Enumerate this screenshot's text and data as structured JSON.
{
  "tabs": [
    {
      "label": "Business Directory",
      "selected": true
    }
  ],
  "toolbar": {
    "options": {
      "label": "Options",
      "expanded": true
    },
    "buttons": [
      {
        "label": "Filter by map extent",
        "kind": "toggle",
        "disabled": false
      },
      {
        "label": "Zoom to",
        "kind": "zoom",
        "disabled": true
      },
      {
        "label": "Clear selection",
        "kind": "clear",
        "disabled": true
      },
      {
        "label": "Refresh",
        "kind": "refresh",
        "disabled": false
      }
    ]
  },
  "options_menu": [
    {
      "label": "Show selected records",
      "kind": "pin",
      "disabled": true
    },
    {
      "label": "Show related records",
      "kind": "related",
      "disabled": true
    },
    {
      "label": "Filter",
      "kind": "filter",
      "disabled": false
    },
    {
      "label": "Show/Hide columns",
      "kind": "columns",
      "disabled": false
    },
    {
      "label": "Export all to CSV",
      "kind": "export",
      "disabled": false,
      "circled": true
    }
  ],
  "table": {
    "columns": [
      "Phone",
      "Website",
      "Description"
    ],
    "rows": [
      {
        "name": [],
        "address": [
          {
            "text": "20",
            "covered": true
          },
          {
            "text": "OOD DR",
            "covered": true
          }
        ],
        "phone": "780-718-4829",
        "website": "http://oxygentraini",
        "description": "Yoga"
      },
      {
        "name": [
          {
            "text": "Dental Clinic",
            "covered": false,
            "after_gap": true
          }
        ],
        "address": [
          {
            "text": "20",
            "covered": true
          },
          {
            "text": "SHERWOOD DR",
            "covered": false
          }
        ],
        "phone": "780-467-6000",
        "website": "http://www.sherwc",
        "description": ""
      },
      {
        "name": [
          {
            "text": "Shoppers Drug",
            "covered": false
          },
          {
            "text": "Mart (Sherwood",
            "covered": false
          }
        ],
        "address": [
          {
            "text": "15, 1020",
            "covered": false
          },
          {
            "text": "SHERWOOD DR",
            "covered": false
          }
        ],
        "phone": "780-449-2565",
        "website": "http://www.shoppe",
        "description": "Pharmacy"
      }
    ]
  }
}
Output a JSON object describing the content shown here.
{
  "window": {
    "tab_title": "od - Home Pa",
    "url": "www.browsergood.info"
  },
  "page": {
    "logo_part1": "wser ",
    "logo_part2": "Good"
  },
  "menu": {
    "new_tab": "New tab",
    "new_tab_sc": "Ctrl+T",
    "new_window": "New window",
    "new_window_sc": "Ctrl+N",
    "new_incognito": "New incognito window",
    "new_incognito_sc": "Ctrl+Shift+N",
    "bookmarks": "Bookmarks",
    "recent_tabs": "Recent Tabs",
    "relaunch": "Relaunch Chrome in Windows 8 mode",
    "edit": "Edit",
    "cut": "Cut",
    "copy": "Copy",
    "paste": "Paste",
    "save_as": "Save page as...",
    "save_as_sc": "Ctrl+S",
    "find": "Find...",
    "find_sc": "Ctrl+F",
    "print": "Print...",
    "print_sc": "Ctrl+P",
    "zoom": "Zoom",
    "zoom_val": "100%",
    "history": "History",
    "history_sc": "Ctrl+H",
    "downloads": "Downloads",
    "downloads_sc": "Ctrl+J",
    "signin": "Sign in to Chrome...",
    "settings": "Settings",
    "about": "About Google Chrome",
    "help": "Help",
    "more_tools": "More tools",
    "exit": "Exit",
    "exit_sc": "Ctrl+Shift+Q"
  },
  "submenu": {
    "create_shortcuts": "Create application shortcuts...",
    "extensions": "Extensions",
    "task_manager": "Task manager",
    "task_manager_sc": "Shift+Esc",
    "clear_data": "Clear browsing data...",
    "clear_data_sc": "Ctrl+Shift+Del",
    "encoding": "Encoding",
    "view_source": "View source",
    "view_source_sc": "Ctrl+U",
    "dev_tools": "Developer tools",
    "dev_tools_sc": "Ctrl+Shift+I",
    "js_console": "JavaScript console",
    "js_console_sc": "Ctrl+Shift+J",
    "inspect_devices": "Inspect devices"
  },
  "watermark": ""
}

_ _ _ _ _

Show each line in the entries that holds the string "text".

Enumerate this screenshot's text and data as structured JSON.
            "text": "20",
            "text": "OOD DR",
            "text": "Dental Clinic",
            "text": "20",
            "text": "SHERWOOD DR",
            "text": "Shoppers Drug",
            "text": "Mart (Sherwood",
            "text": "15, 1020",
            "text": "SHERWOOD DR",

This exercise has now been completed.